Last week we went back to Osaka for another Daihachi Ryodan gig. The last time was the Haru Ichiban festival in a beautiful Spring park, but this one was at a funky place called Rain Dogs in the Umeda “entertainment district” – a zone of cheap eating and drinking places, interspersed with various disreputable-looking establishments offering some kind of “service”… Very much an Asian city scene packed with neon signs, strolling customers, hustlers,sounds, smells… and much bigger than any equivalent in Nagoya. Osaka is big – with 6 million people, and then Kobe and Kyoto close by, this is an urban conglomeration to rival Tokyo/Yokohama.The Osaka expressway is quite something – this maze of overhead highways snakes to and fro between high-rise buildings just like something out of the comics that were around when I was a kid. The difference between that view of the future and the reality it’s turned out to be is that the people in those pictures looked happy and relaxed as their futuristic vehicles flew here and there – now everyone’s late for a meeting or something and stressed out. Why do we have to spend so much of our time going from one place to another these days?

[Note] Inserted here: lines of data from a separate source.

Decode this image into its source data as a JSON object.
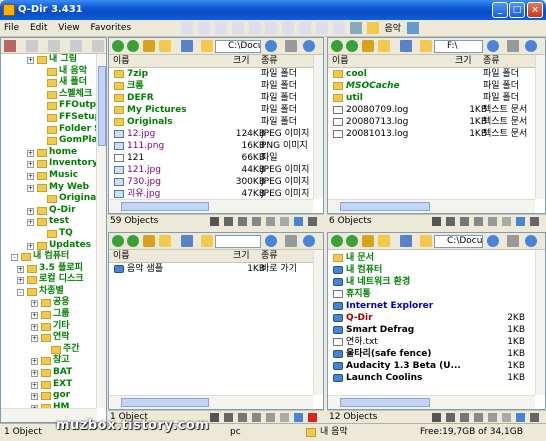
{
  "window": {
    "title": "Q-Dir 3.431"
  },
  "menu": [
    "File",
    "Edit",
    "View",
    "Favorites"
  ],
  "toolbar": {
    "music_label": "음악"
  },
  "tree": {
    "items": [
      {
        "label": "내 그림",
        "exp": "+"
      },
      {
        "label": "내 음악",
        "exp": ""
      },
      {
        "label": "새 폴더",
        "exp": ""
      },
      {
        "label": "스펠체크",
        "exp": ""
      },
      {
        "label": "FFOutput",
        "exp": ""
      },
      {
        "label": "FFSetup",
        "exp": ""
      },
      {
        "label": "Folder Size",
        "exp": ""
      },
      {
        "label": "GomPlayer",
        "exp": ""
      },
      {
        "label": "home",
        "exp": "+"
      },
      {
        "label": "Inventory",
        "exp": "+"
      },
      {
        "label": "Music",
        "exp": "+"
      },
      {
        "label": "My Web",
        "exp": "+"
      },
      {
        "label": "Originals",
        "exp": ""
      },
      {
        "label": "Q-Dir",
        "exp": "+"
      },
      {
        "label": "test",
        "exp": "+"
      },
      {
        "label": "TQ",
        "exp": ""
      },
      {
        "label": "Updates",
        "exp": "+"
      },
      {
        "label": "내 컴퓨터",
        "exp": "-"
      },
      {
        "label": "3.5 플로피",
        "exp": "+"
      },
      {
        "label": "로컬 디스크",
        "exp": "+"
      },
      {
        "label": "차종별",
        "exp": "-"
      },
      {
        "label": "공용",
        "exp": "+"
      },
      {
        "label": "그룹",
        "exp": "+"
      },
      {
        "label": "기타",
        "exp": "+"
      },
      {
        "label": "연락",
        "exp": "+"
      },
      {
        "label": "주간",
        "exp": ""
      },
      {
        "label": "참고",
        "exp": "+"
      },
      {
        "label": "BAT",
        "exp": "+"
      },
      {
        "label": "EXT",
        "exp": "+"
      },
      {
        "label": "gor",
        "exp": "+"
      },
      {
        "label": "HM",
        "exp": "+"
      }
    ]
  },
  "columns": {
    "name": "이름",
    "size": "크기",
    "type": "종류"
  },
  "panes": {
    "tl": {
      "path": "C:\\Docum",
      "status": "59 Objects",
      "rows": [
        {
          "name": "7zip",
          "size": "",
          "type": "파일 폴더",
          "cls": "grn bold",
          "icon": "folder"
        },
        {
          "name": "크롬",
          "size": "",
          "type": "파일 폴더",
          "cls": "grn bold",
          "icon": "folder"
        },
        {
          "name": "DEFR",
          "size": "",
          "type": "파일 폴더",
          "cls": "grn bold",
          "icon": "folder"
        },
        {
          "name": "My Pictures",
          "size": "",
          "type": "파일 폴더",
          "cls": "grn bold",
          "icon": "folder"
        },
        {
          "name": "Originals",
          "size": "",
          "type": "파일 폴더",
          "cls": "grn bold",
          "icon": "folder"
        },
        {
          "name": "12.jpg",
          "size": "124KB",
          "type": "JPEG 이미지",
          "cls": "pur",
          "icon": "img"
        },
        {
          "name": "111.png",
          "size": "16KB",
          "type": "PNG 이미지",
          "cls": "pur",
          "icon": "img"
        },
        {
          "name": "121",
          "size": "66KB",
          "type": "파일",
          "cls": "",
          "icon": "file"
        },
        {
          "name": "121.jpg",
          "size": "44KB",
          "type": "JPEG 이미지",
          "cls": "pur",
          "icon": "img"
        },
        {
          "name": "730.jpg",
          "size": "300KB",
          "type": "JPEG 이미지",
          "cls": "pur",
          "icon": "img"
        },
        {
          "name": "괴유.jpg",
          "size": "47KB",
          "type": "JPEG 이미지",
          "cls": "pur",
          "icon": "img"
        }
      ]
    },
    "tr": {
      "path": "F:\\",
      "status": "6 Objects",
      "rows": [
        {
          "name": "cool",
          "size": "",
          "type": "파일 폴더",
          "cls": "grn bold",
          "icon": "folder"
        },
        {
          "name": "MSOCache",
          "size": "",
          "type": "파일 폴더",
          "cls": "grn bold it",
          "icon": "folder"
        },
        {
          "name": "util",
          "size": "",
          "type": "파일 폴더",
          "cls": "grn bold",
          "icon": "folder"
        },
        {
          "name": "20080709.log",
          "size": "1KB",
          "type": "텍스트 문서",
          "cls": "",
          "icon": "file"
        },
        {
          "name": "20080713.log",
          "size": "1KB",
          "type": "텍스트 문서",
          "cls": "",
          "icon": "file"
        },
        {
          "name": "20081013.log",
          "size": "1KB",
          "type": "텍스트 문서",
          "cls": "",
          "icon": "file"
        }
      ]
    },
    "bl": {
      "path": "",
      "status": "1 Object",
      "rows": [
        {
          "name": "음악 샘플",
          "size": "1KB",
          "type": "바로 가기",
          "cls": "",
          "icon": "app"
        }
      ]
    },
    "br": {
      "path": "C:\\Docum",
      "status": "12 Objects",
      "rows": [
        {
          "name": "내 문서",
          "size": "",
          "type": "",
          "cls": "grn bold",
          "icon": "folder"
        },
        {
          "name": "내 컴퓨터",
          "size": "",
          "type": "",
          "cls": "grn bold",
          "icon": "app"
        },
        {
          "name": "내 네트워크 환경",
          "size": "",
          "type": "",
          "cls": "grn bold",
          "icon": "app"
        },
        {
          "name": "휴지통",
          "size": "",
          "type": "",
          "cls": "grn bold",
          "icon": "file"
        },
        {
          "name": "Internet Explorer",
          "size": "",
          "type": "",
          "cls": "blu bold",
          "icon": "app"
        },
        {
          "name": "Q-Dir",
          "size": "2KB",
          "type": "",
          "cls": "red bold",
          "icon": "app"
        },
        {
          "name": "Smart Defrag",
          "size": "1KB",
          "type": "",
          "cls": "bold",
          "icon": "app"
        },
        {
          "name": "연하.txt",
          "size": "1KB",
          "type": "",
          "cls": "",
          "icon": "file"
        },
        {
          "name": "울타리(safe fence)",
          "size": "1KB",
          "type": "",
          "cls": "bold",
          "icon": "app"
        },
        {
          "name": "Audacity 1.3 Beta (U...",
          "size": "1KB",
          "type": "",
          "cls": "bold",
          "icon": "app"
        },
        {
          "name": "Launch Coolins",
          "size": "1KB",
          "type": "",
          "cls": "bold",
          "icon": "app"
        }
      ]
    }
  },
  "status": {
    "objects": "1 Object",
    "pc": "pc",
    "folder": "내 음악",
    "free": "Free:19,7GB of 34,1GB"
  },
  "watermark": "muzbox.tistory.com"
}
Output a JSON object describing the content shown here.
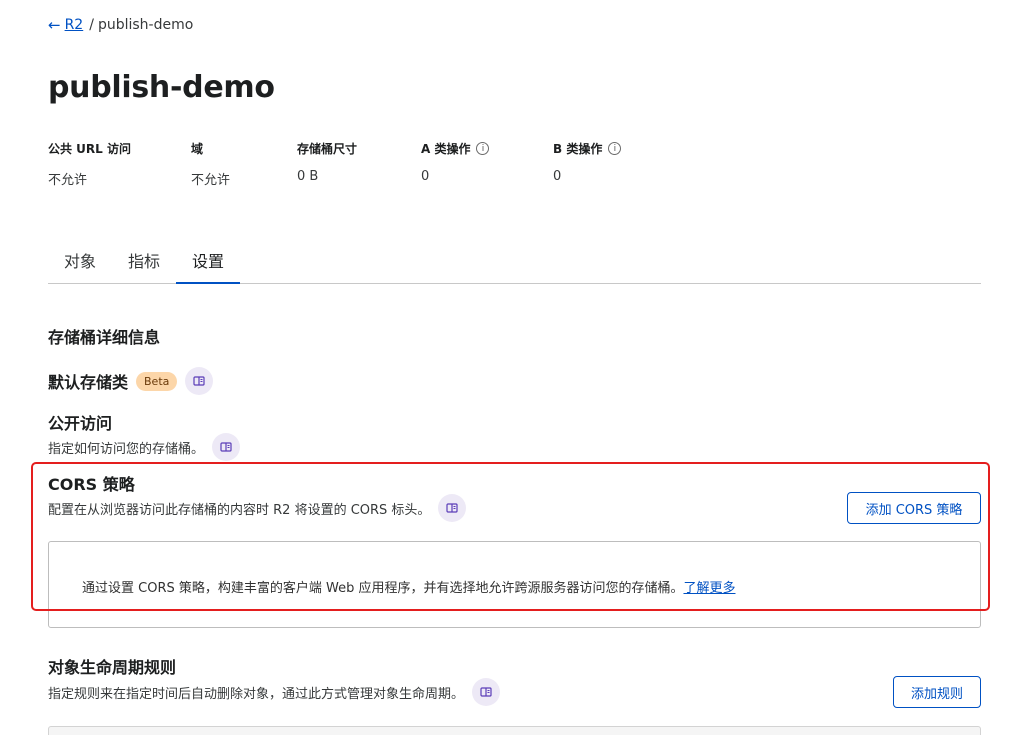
{
  "breadcrumb": {
    "back_icon": "arrow-left-icon",
    "parent": "R2",
    "separator": "/",
    "current": "publish-demo"
  },
  "page_title": "publish-demo",
  "stats": [
    {
      "label": "公共 URL 访问",
      "value": "不允许",
      "info": false
    },
    {
      "label": "域",
      "value": "不允许",
      "info": false
    },
    {
      "label": "存储桶尺寸",
      "value": "0 B",
      "info": false
    },
    {
      "label": "A 类操作",
      "value": "0",
      "info": true
    },
    {
      "label": "B 类操作",
      "value": "0",
      "info": true
    }
  ],
  "info_glyph": "i",
  "tabs": [
    {
      "label": "对象",
      "active": false
    },
    {
      "label": "指标",
      "active": false
    },
    {
      "label": "设置",
      "active": true
    }
  ],
  "bucket_details": {
    "title": "存储桶详细信息"
  },
  "default_storage": {
    "title": "默认存储类",
    "badge": "Beta"
  },
  "public_access": {
    "title": "公开访问",
    "description": "指定如何访问您的存储桶。"
  },
  "cors": {
    "title": "CORS 策略",
    "description": "配置在从浏览器访问此存储桶的内容时 R2 将设置的 CORS 标头。",
    "add_button": "添加 CORS 策略",
    "empty_text": "通过设置 CORS 策略，构建丰富的客户端 Web 应用程序，并有选择地允许跨源服务器访问您的存储桶。",
    "learn_more": "了解更多"
  },
  "lifecycle": {
    "title": "对象生命周期规则",
    "description": "指定规则来在指定时间后自动删除对象，通过此方式管理对象生命周期。",
    "add_button": "添加规则"
  },
  "colors": {
    "link": "#0051c3",
    "highlight": "#e41e1e",
    "beta_bg": "#fcd6a9",
    "doc_icon_bg": "#ede9f6"
  }
}
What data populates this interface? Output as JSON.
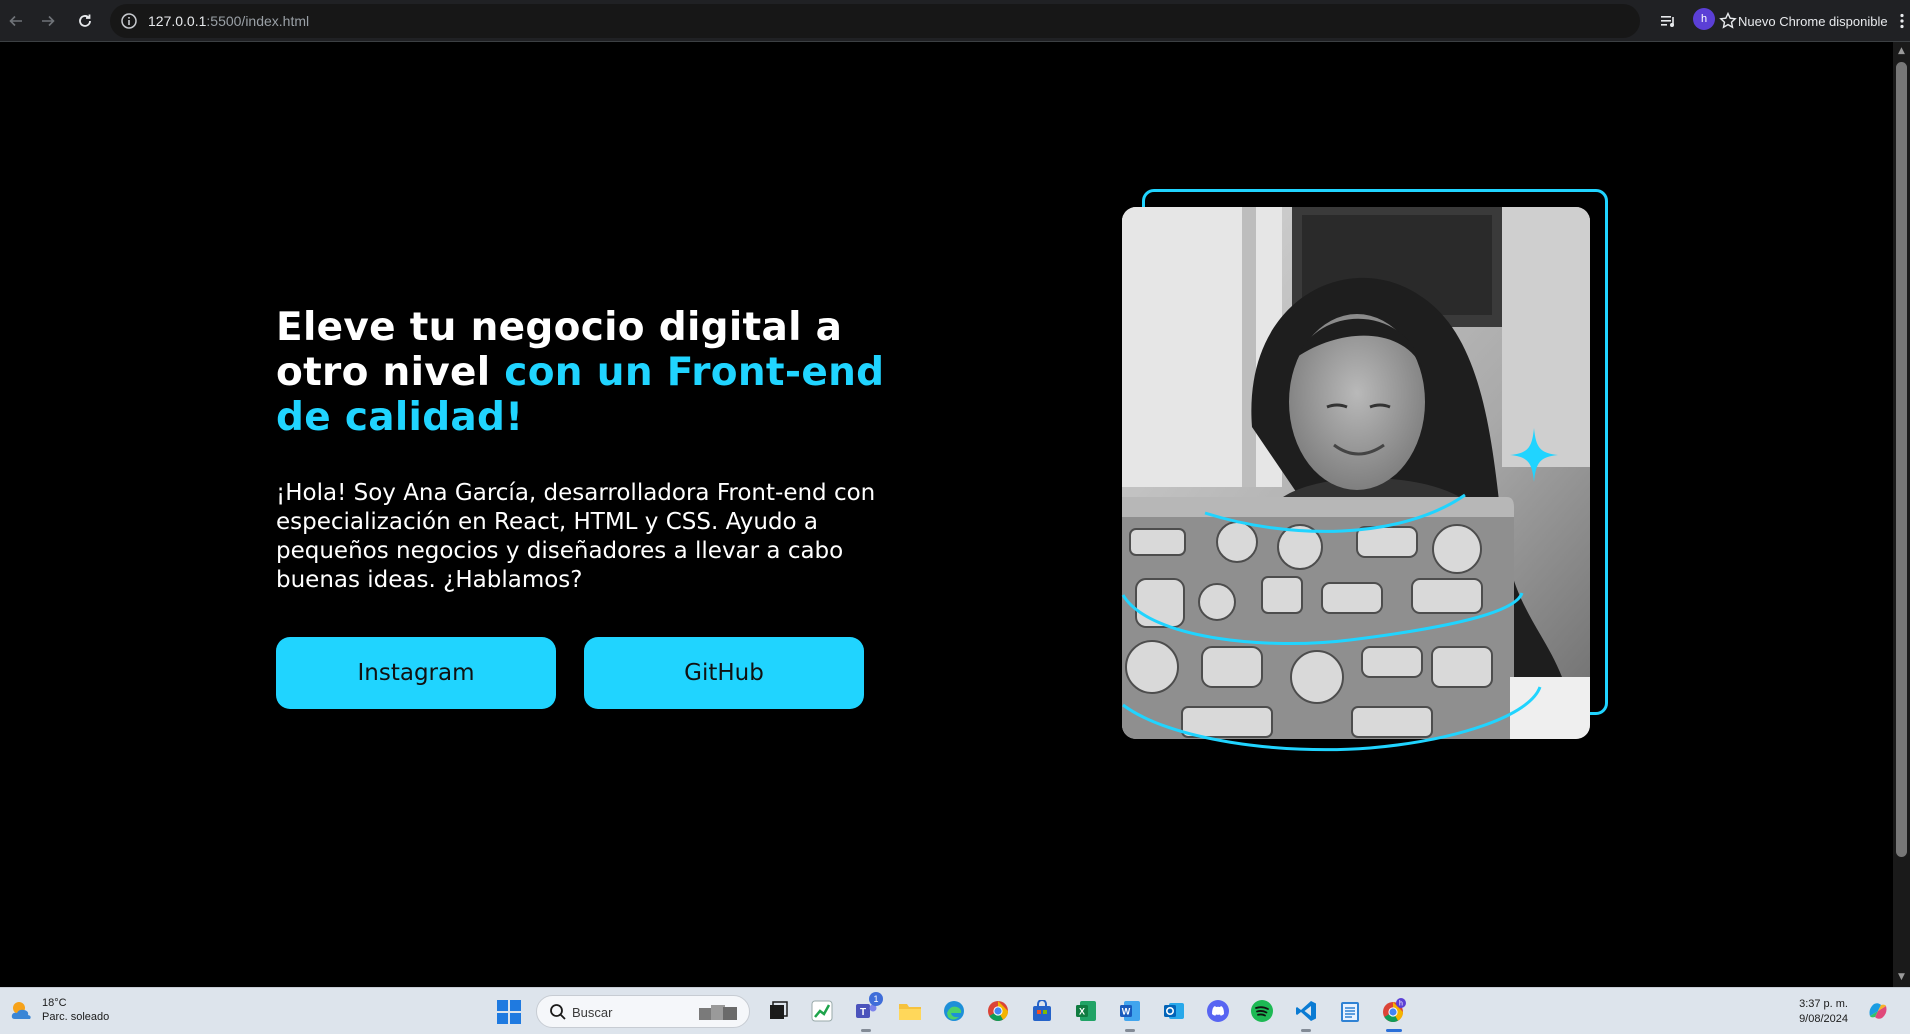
{
  "browser": {
    "url_host": "127.0.0.1",
    "url_rest": ":5500/index.html",
    "profile_initial": "h",
    "update_label": "Nuevo Chrome disponible"
  },
  "hero": {
    "title_plain": "Eleve tu negocio digital a otro nivel ",
    "title_accent": "con un Front-end de calidad!",
    "paragraph": "¡Hola! Soy Ana García, desarrolladora Front-end con especialización en React, HTML y CSS. Ayudo a pequeños negocios y diseñadores a llevar a cabo buenas ideas. ¿Hablamos?",
    "buttons": {
      "instagram": "Instagram",
      "github": "GitHub"
    },
    "accent_color": "#20d4ff"
  },
  "taskbar": {
    "weather_temp": "18°C",
    "weather_desc": "Parc. soleado",
    "search_placeholder": "Buscar",
    "teams_badge": "1",
    "time": "3:37 p. m.",
    "date": "9/08/2024",
    "apps": [
      "file-explorer",
      "stock-app",
      "teams",
      "folder",
      "edge",
      "chrome",
      "store",
      "excel",
      "word",
      "outlook",
      "discord",
      "spotify",
      "vscode",
      "notepad",
      "chrome-profile"
    ]
  }
}
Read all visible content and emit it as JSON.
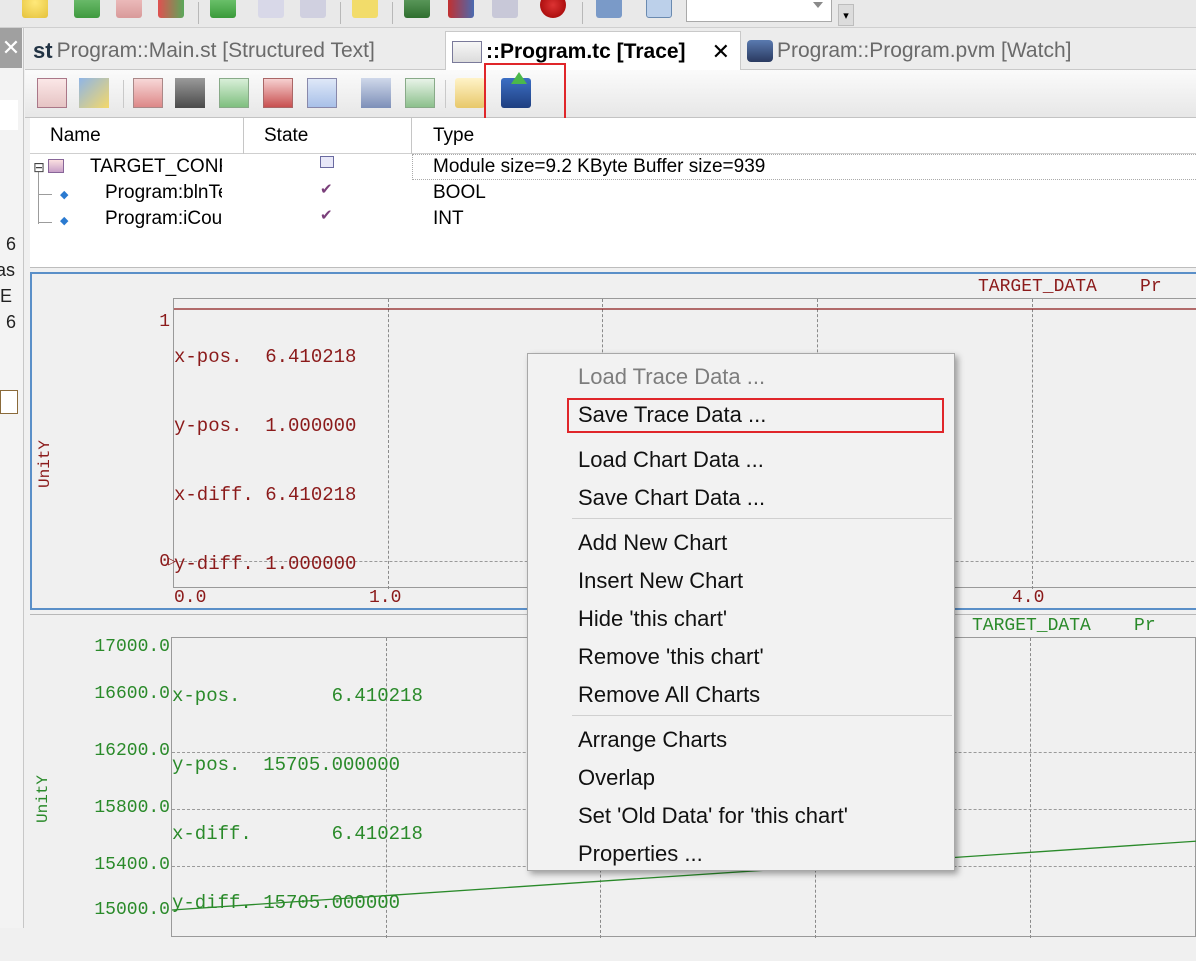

Topping the bill at Rain Dogs was Noboru Abe and the Magic Animals (I wish I’d thought of that name!) who were really good, in an odd sort of way. No spectacular solos or anything, but an original groove and interesting vocals. One of those bands that creates their own world. I suppose they’re a sort of cult band – they don’t even have a web page. Abe san is a dai sempai who in 1998 was hanging out with Mickey Hart when I was just starting College, and one of the moving spirits behind the Haruichiban festival.
Kansai (Osaka, Kobe, Kyoto and district) is kindof cool these days and you can hear kansai ben on NHK where before it was all standard Japanese, a bit like the increase in regional English on the BBC. Osaka is sometimes compared with Birmingham in the UK, but the people remind me more of Londoners – quick talkers, great sense of humour (Osaka’s the centre of manzai ), on the lookout for a quick profit but friendly and kind. They make good audiences too, and Daihachi’s performance went over quite well I think. A nice outing.